*INSTRUCTIONS FOR THE TASK*
Could you find every line in the records below that contains the word "关于进一步加强重金属污染防控的意见" and copy it?
BEGIN DATA LISTING
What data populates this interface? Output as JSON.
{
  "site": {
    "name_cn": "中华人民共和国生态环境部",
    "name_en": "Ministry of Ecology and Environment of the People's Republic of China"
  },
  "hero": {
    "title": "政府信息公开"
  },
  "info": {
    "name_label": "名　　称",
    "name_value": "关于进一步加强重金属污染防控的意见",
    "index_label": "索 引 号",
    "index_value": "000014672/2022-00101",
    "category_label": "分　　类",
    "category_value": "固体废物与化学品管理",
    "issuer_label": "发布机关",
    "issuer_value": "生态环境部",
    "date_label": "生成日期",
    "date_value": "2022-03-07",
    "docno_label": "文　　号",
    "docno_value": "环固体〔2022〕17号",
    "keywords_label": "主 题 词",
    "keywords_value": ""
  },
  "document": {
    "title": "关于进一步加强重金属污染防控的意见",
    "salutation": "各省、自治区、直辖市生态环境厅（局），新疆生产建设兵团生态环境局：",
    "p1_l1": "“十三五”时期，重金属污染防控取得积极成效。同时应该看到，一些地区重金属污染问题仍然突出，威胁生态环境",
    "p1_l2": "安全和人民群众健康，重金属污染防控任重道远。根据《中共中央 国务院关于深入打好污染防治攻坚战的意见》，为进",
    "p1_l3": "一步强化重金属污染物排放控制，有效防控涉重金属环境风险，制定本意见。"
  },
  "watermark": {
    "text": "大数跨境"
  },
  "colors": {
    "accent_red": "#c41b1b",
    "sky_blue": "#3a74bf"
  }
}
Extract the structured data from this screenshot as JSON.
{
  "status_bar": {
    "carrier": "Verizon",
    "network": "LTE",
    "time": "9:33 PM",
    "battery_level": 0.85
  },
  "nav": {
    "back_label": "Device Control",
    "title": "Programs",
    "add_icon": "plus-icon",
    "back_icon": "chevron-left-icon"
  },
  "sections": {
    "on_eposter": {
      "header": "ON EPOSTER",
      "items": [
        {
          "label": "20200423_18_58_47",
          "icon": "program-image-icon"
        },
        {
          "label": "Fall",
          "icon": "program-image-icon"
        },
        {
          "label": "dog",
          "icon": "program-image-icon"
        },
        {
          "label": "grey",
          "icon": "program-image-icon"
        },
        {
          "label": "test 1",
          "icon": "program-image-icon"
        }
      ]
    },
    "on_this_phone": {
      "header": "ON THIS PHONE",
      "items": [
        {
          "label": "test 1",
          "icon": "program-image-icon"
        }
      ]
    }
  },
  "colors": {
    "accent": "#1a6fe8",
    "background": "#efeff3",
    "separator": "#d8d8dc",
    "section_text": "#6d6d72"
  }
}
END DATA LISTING
*FINAL ANSWER*
    "name_value": "关于进一步加强重金属污染防控的意见",
    "title": "关于进一步加强重金属污染防控的意见",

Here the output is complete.